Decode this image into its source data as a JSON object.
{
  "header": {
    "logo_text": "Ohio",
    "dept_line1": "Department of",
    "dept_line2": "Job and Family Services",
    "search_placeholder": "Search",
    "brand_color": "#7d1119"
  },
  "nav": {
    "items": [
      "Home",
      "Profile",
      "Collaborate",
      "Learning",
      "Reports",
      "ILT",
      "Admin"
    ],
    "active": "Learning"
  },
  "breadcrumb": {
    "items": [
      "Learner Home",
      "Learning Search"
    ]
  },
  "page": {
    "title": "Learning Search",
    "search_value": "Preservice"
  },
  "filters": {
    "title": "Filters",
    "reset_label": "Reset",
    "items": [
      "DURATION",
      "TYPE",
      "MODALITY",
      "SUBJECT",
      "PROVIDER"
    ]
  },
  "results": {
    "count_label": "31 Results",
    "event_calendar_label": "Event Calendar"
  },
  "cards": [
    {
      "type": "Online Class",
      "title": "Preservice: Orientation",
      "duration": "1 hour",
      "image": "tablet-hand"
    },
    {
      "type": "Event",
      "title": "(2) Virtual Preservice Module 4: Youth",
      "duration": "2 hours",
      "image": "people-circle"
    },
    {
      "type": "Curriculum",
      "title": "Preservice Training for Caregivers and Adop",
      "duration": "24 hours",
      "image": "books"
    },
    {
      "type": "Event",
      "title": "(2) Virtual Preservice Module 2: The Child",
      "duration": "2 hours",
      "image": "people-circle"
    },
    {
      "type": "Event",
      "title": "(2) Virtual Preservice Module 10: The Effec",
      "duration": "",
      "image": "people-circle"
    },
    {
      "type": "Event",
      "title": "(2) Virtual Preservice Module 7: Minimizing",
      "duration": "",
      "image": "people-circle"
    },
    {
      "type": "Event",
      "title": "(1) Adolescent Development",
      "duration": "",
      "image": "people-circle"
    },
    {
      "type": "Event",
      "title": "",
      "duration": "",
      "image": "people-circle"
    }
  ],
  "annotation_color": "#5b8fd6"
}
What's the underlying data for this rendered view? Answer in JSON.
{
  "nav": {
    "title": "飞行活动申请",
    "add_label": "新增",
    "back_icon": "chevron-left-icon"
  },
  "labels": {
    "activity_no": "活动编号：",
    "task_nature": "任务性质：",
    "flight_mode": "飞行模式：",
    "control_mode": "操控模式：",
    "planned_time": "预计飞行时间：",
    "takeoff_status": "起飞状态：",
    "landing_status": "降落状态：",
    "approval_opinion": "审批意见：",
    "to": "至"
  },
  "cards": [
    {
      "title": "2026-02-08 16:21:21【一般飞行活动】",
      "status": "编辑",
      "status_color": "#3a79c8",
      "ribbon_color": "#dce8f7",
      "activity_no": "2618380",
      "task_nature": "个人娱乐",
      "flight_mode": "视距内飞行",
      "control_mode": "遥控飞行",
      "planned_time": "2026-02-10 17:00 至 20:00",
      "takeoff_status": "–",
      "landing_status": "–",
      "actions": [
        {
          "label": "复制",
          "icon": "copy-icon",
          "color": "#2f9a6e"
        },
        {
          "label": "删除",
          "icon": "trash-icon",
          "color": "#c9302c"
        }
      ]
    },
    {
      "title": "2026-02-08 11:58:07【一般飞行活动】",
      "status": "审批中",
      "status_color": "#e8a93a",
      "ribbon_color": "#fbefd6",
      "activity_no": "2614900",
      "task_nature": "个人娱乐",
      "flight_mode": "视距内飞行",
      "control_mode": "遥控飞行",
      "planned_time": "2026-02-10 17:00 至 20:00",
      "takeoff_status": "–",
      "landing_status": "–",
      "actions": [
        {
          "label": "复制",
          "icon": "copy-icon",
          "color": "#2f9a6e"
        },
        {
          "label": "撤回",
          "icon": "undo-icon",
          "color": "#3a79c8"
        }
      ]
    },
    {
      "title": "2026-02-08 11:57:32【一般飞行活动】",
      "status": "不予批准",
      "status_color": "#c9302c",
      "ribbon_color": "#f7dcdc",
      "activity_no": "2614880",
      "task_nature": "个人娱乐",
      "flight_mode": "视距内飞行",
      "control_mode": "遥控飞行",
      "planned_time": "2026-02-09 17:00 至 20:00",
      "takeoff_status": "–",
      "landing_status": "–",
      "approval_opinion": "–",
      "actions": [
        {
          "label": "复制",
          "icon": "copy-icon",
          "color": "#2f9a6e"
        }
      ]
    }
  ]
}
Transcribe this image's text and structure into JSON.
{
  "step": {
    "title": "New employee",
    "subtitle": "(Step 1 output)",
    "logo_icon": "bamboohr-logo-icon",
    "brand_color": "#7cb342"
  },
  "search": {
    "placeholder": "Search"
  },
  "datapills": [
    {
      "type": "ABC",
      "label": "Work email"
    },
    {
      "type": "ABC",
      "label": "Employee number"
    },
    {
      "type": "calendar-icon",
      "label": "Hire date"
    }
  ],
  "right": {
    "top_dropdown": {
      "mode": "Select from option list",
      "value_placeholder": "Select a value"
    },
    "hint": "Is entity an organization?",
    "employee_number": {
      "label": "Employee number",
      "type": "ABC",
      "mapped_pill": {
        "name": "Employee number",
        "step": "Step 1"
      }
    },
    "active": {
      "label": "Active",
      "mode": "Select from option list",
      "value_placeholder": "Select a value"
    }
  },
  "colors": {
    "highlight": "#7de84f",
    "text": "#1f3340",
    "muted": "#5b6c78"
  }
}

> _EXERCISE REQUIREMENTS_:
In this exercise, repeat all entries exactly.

> _TASK ANSWER_:
Decode this image into its source data as a JSON object.
{
  "header": {
    "logo_text": "Ohio",
    "dept_line1": "Department of",
    "dept_line2": "Job and Family Services",
    "search_placeholder": "Search",
    "brand_color": "#7d1119"
  },
  "nav": {
    "items": [
      "Home",
      "Profile",
      "Collaborate",
      "Learning",
      "Reports",
      "ILT",
      "Admin"
    ],
    "active": "Learning"
  },
  "breadcrumb": {
    "items": [
      "Learner Home",
      "Learning Search"
    ]
  },
  "page": {
    "title": "Learning Search",
    "search_value": "Preservice"
  },
  "filters": {
    "title": "Filters",
    "reset_label": "Reset",
    "items": [
      "DURATION",
      "TYPE",
      "MODALITY",
      "SUBJECT",
      "PROVIDER"
    ]
  },
  "results": {
    "count_label": "31 Results",
    "event_calendar_label": "Event Calendar"
  },
  "cards": [
    {
      "type": "Online Class",
      "title": "Preservice: Orientation",
      "duration": "1 hour",
      "image": "tablet-hand"
    },
    {
      "type": "Event",
      "title": "(2) Virtual Preservice Module 4: Youth",
      "duration": "2 hours",
      "image": "people-circle"
    },
    {
      "type": "Curriculum",
      "title": "Preservice Training for Caregivers and Adop",
      "duration": "24 hours",
      "image": "books"
    },
    {
      "type": "Event",
      "title": "(2) Virtual Preservice Module 2: The Child",
      "duration": "2 hours",
      "image": "people-circle"
    },
    {
      "type": "Event",
      "title": "(2) Virtual Preservice Module 10: The Effec",
      "duration": "",
      "image": "people-circle"
    },
    {
      "type": "Event",
      "title": "(2) Virtual Preservice Module 7: Minimizing",
      "duration": "",
      "image": "people-circle"
    },
    {
      "type": "Event",
      "title": "(1) Adolescent Development",
      "duration": "",
      "image": "people-circle"
    },
    {
      "type": "Event",
      "title": "",
      "duration": "",
      "image": "people-circle"
    }
  ],
  "annotation_color": "#5b8fd6"
}
What's the underlying data for this rendered view? Answer in JSON.
{
  "nav": {
    "title": "飞行活动申请",
    "add_label": "新增",
    "back_icon": "chevron-left-icon"
  },
  "labels": {
    "activity_no": "活动编号：",
    "task_nature": "任务性质：",
    "flight_mode": "飞行模式：",
    "control_mode": "操控模式：",
    "planned_time": "预计飞行时间：",
    "takeoff_status": "起飞状态：",
    "landing_status": "降落状态：",
    "approval_opinion": "审批意见：",
    "to": "至"
  },
  "cards": [
    {
      "title": "2026-02-08 16:21:21【一般飞行活动】",
      "status": "编辑",
      "status_color": "#3a79c8",
      "ribbon_color": "#dce8f7",
      "activity_no": "2618380",
      "task_nature": "个人娱乐",
      "flight_mode": "视距内飞行",
      "control_mode": "遥控飞行",
      "planned_time": "2026-02-10 17:00 至 20:00",
      "takeoff_status": "–",
      "landing_status": "–",
      "actions": [
        {
          "label": "复制",
          "icon": "copy-icon",
          "color": "#2f9a6e"
        },
        {
          "label": "删除",
          "icon": "trash-icon",
          "color": "#c9302c"
        }
      ]
    },
    {
      "title": "2026-02-08 11:58:07【一般飞行活动】",
      "status": "审批中",
      "status_color": "#e8a93a",
      "ribbon_color": "#fbefd6",
      "activity_no": "2614900",
      "task_nature": "个人娱乐",
      "flight_mode": "视距内飞行",
      "control_mode": "遥控飞行",
      "planned_time": "2026-02-10 17:00 至 20:00",
      "takeoff_status": "–",
      "landing_status": "–",
      "actions": [
        {
          "label": "复制",
          "icon": "copy-icon",
          "color": "#2f9a6e"
        },
        {
          "label": "撤回",
          "icon": "undo-icon",
          "color": "#3a79c8"
        }
      ]
    },
    {
      "title": "2026-02-08 11:57:32【一般飞行活动】",
      "status": "不予批准",
      "status_color": "#c9302c",
      "ribbon_color": "#f7dcdc",
      "activity_no": "2614880",
      "task_nature": "个人娱乐",
      "flight_mode": "视距内飞行",
      "control_mode": "遥控飞行",
      "planned_time": "2026-02-09 17:00 至 20:00",
      "takeoff_status": "–",
      "landing_status": "–",
      "approval_opinion": "–",
      "actions": [
        {
          "label": "复制",
          "icon": "copy-icon",
          "color": "#2f9a6e"
        }
      ]
    }
  ]
}
Transcribe this image's text and structure into JSON.
{
  "step": {
    "title": "New employee",
    "subtitle": "(Step 1 output)",
    "logo_icon": "bamboohr-logo-icon",
    "brand_color": "#7cb342"
  },
  "search": {
    "placeholder": "Search"
  },
  "datapills": [
    {
      "type": "ABC",
      "label": "Work email"
    },
    {
      "type": "ABC",
      "label": "Employee number"
    },
    {
      "type": "calendar-icon",
      "label": "Hire date"
    }
  ],
  "right": {
    "top_dropdown": {
      "mode": "Select from option list",
      "value_placeholder": "Select a value"
    },
    "hint": "Is entity an organization?",
    "employee_number": {
      "label": "Employee number",
      "type": "ABC",
      "mapped_pill": {
        "name": "Employee number",
        "step": "Step 1"
      }
    },
    "active": {
      "label": "Active",
      "mode": "Select from option list",
      "value_placeholder": "Select a value"
    }
  },
  "colors": {
    "highlight": "#7de84f",
    "text": "#1f3340",
    "muted": "#5b6c78"
  }
}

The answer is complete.